Like many a smart working woman in Kingston, Jamaica, the hustling-bustling capital city, Michelle Yap-McKay pooh-poohed goats’ milk, dismissing it as a common beverage consumed only by the people living in the rural parts of the country where goats roamed free. Even if the grannies and aunties of the villages touted goats’ milk as an elixir for tight, glowing skin and overall good health, it was definitely not on Yap-McKay’s list.
But then one day, the rigors of the corporate world caught up with her.
“I was getting physically exhausted and sicker spiritually, and I didn’t know what to do,” she says. An herbalist recommended she drink goats’ milk, and very quickly, Yap-McKay realized her grandmother had always been right.
“My skin was softer, clearer, like the layers of old skin had been peeled off and my baby skin was coming out,” she says. In addition to drinking it, Yap-McKay—who also credits goats’ milk for the improvement in her overall well-being—discovered that the fat in it contains high amounts of alpha hydroxy acids (AHA), in particular lactic acid, which sloughs off dead cells when applied topically, “in order to reveal absolutely new skin underneath and lighten and brighten the complexion.” Goats’ milk is also packed with vitamin A, which repairs damaged skin tissue, she says, and minerals such as selenium, which can guard against the effects of the sun.
Today, Yap-McKay is a self-confessed goats’ milk convert and the creator of Ital Blends, a brand of soaps and skincare products that seek to leverage the many benefits of goats’ milk and further enhance its properties by blending the milk with a range of different kinds of plants and herbs that are found in the cool Blue Mountains region of Jamaica where she now lives.
She is also one of a small but growing number of Caribbean beauticians, scientists and entrepreneurs who are pioneering a movement to bring back the many natural treasures that the region abounds with and shed light on the cornucopia of plants, leaves, fruits and flowers of the islands that, although a staple part of health and wellness in the past, have been overshadowed in the region’s recent history.
The islands of the Caribbean weren’t always the resort-laden, tourist havens that they are today.

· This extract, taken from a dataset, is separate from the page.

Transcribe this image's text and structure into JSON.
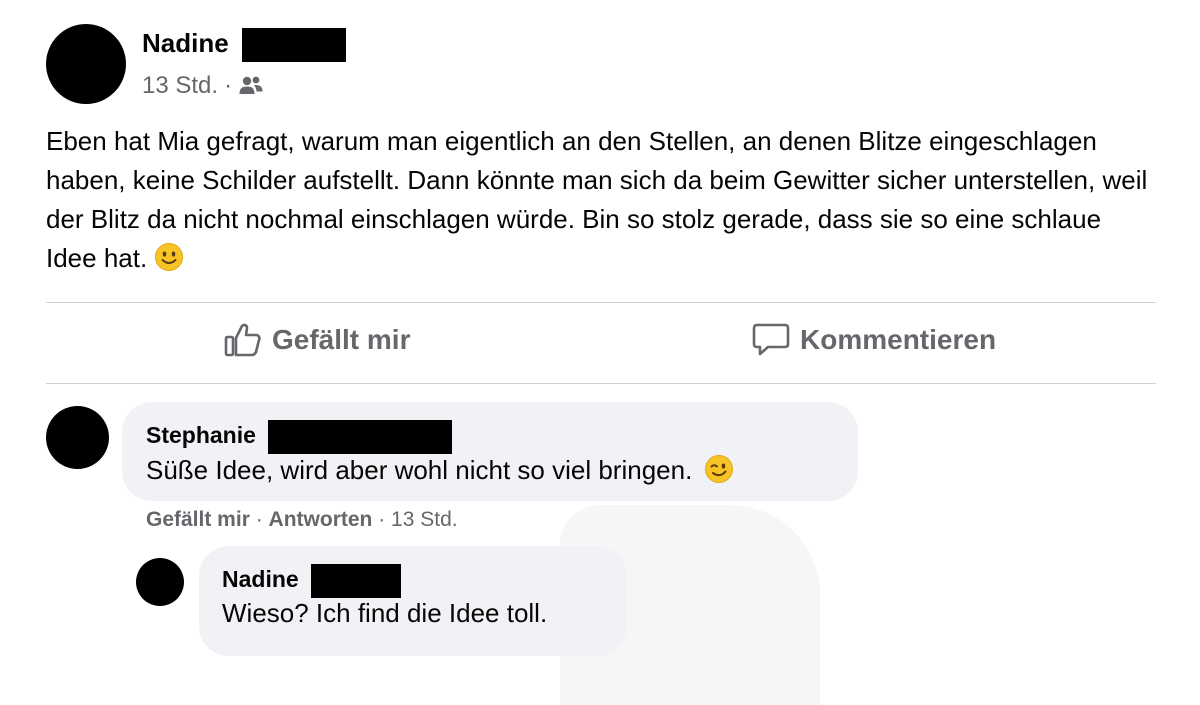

These islands have literally been built up from nothing, and for years, their residents just had to make do with whatever was around them. The list is long, and includes the likes of aloe, sorrel (a variant of the hibiscus flower), papaya, prickly pear cactus, licorice and castor oil seeds, to name a few. These and many others can be found throughout the Caribbean, and in the past were used as health, beauty and nutrition staples by generations of island residents simply because, like the sea that surrounds them, they were just there.
Through the years, poverty, economic duress and distance from the mainland have all posed multiple challenges to development in the Caribbean, but so too has the weather, in particular the blinding heat of the tropical sun. It’s almost a blessing that nature has been so bountiful and that plants like the miraculous aloe, whose leaves contain a gel that is simply bursting with nutrients, enzymes, vitamins, amino acids and minerals, and which calms and cools the skin and protects it against the sun, should abound in the Caribbean. The succulent inner layer of the aloe leaf, which Caribbean folk cut out and consume either as juice or as is, is also full of polysaccharides that help enhance the immune system by enabling cells to weed out the toxins and retain nutrients.

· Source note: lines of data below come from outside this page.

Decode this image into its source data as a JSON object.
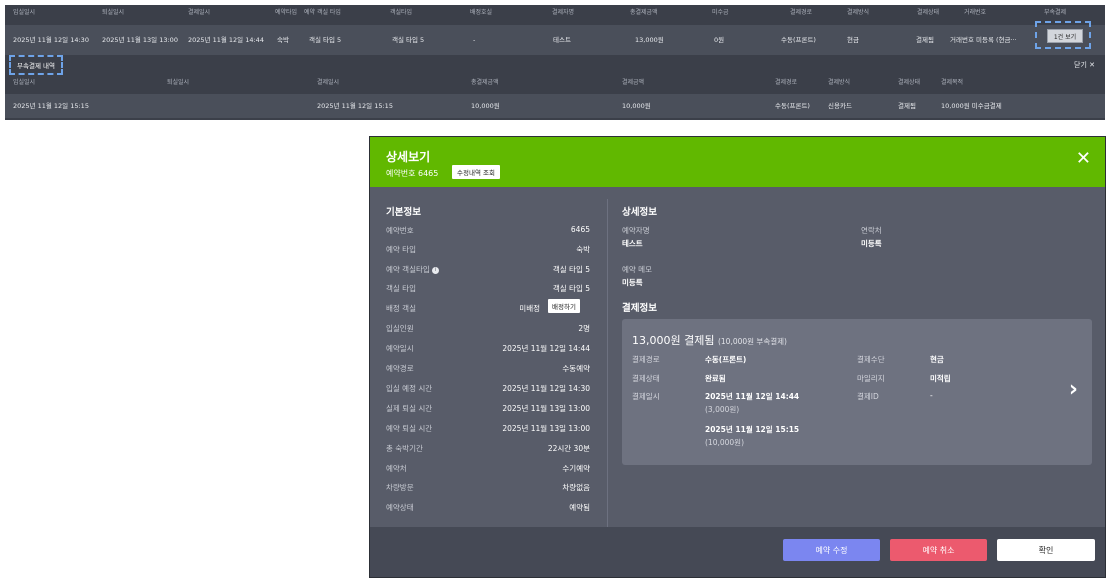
{
  "table1": {
    "headers": [
      "입실일시",
      "퇴실일시",
      "결제일시",
      "예약타입",
      "예약 객실 타입",
      "객실타입",
      "배정호실",
      "결제자명",
      "총결제금액",
      "미수금",
      "결제경로",
      "결제방식",
      "결제상태",
      "거래번호",
      "부속결제"
    ],
    "row": [
      "2025년 11월 12일 14:30",
      "2025년 11월 13일 13:00",
      "2025년 11월 12일 14:44",
      "숙박",
      "객실 타입 5",
      "객실 타입 5",
      "-",
      "테스트",
      "13,000원",
      "0원",
      "수동(프론트)",
      "현금",
      "결제됨",
      "거래번호 미등록 (현금···"
    ],
    "one_button": "1건 보기"
  },
  "sub_payment": {
    "label": "부속결제 내역",
    "close": "닫기 ✕",
    "headers": [
      "입실일시",
      "퇴실일시",
      "결제일시",
      "총결제금액",
      "결제금액",
      "결제경로",
      "결제방식",
      "결제상태",
      "결제목적"
    ],
    "row": [
      "2025년 11월 12일 15:15",
      "",
      "2025년 11월 12일 15:15",
      "10,000원",
      "10,000원",
      "수동(프론트)",
      "신용카드",
      "결제됨",
      "10,000원 미수금결제"
    ]
  },
  "modal": {
    "title": "상세보기",
    "booking_no_text": "예약번호 6465",
    "edit_history_button": "수정내역 조회",
    "close_icon": "✕",
    "basic": {
      "title": "기본정보",
      "items": [
        {
          "label": "예약번호",
          "value": "6465"
        },
        {
          "label": "예약 타입",
          "value": "숙박"
        },
        {
          "label": "예약 객실타입",
          "value": "객실 타입 5"
        },
        {
          "label": "객실 타입",
          "value": "객실 타입 5"
        },
        {
          "label": "배정 객실",
          "value": "미배정"
        },
        {
          "label": "입실인원",
          "value": "2명"
        },
        {
          "label": "예약일시",
          "value": "2025년 11월 12일 14:44"
        },
        {
          "label": "예약경로",
          "value": "수동예약"
        },
        {
          "label": "입실 예정 시간",
          "value": "2025년 11월 12일 14:30"
        },
        {
          "label": "실제 퇴실 시간",
          "value": "2025년 11월 13일 13:00"
        },
        {
          "label": "예약 퇴실 시간",
          "value": "2025년 11월 13일 13:00"
        },
        {
          "label": "총 숙박기간",
          "value": "22시간 30분"
        },
        {
          "label": "예약처",
          "value": "수기예약"
        },
        {
          "label": "차량방문",
          "value": "차량없음"
        },
        {
          "label": "예약상태",
          "value": "예약됨"
        }
      ],
      "info_glyph": "i",
      "assign_button": "배정하기"
    },
    "detail": {
      "title": "상세정보",
      "booker_label": "예약자명",
      "booker_value": "테스트",
      "contact_label": "연락처",
      "contact_value": "미등록",
      "memo_label": "예약 메모",
      "memo_value": "미등록"
    },
    "payment": {
      "title": "결제정보",
      "card_title": "13,000원 결제됨",
      "card_sub": "(10,000원 부속결제)",
      "route_label": "결제경로",
      "route_value": "수동(프론트)",
      "method_label": "결제수단",
      "method_value": "현금",
      "status_label": "결제상태",
      "status_value": "완료됨",
      "mileage_label": "마일리지",
      "mileage_value": "미적립",
      "date_label": "결제일시",
      "date1": "2025년 11월 12일 14:44",
      "amount1": "(3,000원)",
      "date2": "2025년 11월 12일 15:15",
      "amount2": "(10,000원)",
      "id_label": "결제ID",
      "id_value": "-",
      "chevron": "›"
    },
    "footer": {
      "edit": "예약 수정",
      "cancel": "예약 취소",
      "ok": "확인"
    }
  }
}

Generations of Caribbean men and women have also used aloe for smoothening out their hair. They have fashioned softening and hydrating face packs out of the papaya fruit, which contains, among other ingredients, lycopene (which protects the skin against UV damage), lutein and enzymes that soothe the skin, and used the leaves of the quaco-bush in lieu of soap for its cleansing properties and as a cure for the common cold.

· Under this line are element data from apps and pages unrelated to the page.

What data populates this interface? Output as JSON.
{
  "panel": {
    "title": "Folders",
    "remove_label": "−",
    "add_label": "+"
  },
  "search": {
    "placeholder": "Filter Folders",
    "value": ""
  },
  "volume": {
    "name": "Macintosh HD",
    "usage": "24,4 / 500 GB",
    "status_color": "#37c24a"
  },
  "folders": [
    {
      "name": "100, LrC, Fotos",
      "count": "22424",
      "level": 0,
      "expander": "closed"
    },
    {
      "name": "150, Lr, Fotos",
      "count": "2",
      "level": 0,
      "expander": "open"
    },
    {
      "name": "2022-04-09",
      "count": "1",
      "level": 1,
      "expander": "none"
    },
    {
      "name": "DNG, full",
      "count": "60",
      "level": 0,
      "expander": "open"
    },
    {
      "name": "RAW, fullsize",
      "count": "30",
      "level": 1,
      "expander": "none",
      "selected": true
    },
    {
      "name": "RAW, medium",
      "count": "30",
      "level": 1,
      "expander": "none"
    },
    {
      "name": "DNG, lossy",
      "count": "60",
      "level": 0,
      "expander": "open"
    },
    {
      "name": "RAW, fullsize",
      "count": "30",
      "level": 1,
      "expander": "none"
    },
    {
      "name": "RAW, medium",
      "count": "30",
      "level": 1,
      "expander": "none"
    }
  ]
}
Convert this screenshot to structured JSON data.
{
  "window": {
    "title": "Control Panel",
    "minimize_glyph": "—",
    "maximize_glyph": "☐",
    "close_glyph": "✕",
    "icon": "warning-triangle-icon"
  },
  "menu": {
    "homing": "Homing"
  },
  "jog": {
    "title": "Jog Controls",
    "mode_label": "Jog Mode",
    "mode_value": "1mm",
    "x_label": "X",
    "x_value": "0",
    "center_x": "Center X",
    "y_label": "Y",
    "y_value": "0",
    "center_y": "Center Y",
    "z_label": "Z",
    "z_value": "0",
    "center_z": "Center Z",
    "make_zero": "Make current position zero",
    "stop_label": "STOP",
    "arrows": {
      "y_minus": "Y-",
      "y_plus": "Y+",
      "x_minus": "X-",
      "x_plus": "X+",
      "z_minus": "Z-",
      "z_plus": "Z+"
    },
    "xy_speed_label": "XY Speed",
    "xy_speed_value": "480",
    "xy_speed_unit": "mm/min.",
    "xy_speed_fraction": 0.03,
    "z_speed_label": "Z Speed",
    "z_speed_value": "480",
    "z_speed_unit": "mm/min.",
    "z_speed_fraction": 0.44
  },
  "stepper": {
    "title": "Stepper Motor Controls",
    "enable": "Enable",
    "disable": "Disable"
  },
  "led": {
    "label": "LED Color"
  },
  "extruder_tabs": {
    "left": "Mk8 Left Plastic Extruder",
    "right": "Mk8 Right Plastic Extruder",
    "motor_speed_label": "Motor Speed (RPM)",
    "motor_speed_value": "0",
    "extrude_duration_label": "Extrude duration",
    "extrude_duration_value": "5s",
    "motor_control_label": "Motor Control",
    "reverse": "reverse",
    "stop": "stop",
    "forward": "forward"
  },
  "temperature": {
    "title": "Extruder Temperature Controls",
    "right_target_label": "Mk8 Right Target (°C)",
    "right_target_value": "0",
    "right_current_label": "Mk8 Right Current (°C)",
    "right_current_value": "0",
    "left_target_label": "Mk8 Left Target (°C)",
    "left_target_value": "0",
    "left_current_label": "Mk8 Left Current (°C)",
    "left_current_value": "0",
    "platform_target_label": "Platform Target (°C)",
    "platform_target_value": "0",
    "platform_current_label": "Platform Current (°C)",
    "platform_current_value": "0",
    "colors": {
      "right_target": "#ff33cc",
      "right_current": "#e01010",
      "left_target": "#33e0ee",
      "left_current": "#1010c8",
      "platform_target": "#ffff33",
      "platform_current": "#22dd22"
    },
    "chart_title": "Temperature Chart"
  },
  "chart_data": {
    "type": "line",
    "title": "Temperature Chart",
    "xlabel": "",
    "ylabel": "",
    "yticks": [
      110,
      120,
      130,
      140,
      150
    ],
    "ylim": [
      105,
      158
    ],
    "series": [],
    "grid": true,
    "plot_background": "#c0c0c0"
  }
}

Aching and sore feet have been relieved with Pepper Elder leaves, which have cooling properties similar to menthol, and the prickly pear cactus, a relative of aloe that contains a rare form of antioxidant known to lower blood sugar levels, has also been used to scrub out sand from between toes and fingers, since it contains lignin that when released, takes on a soap-like consistency.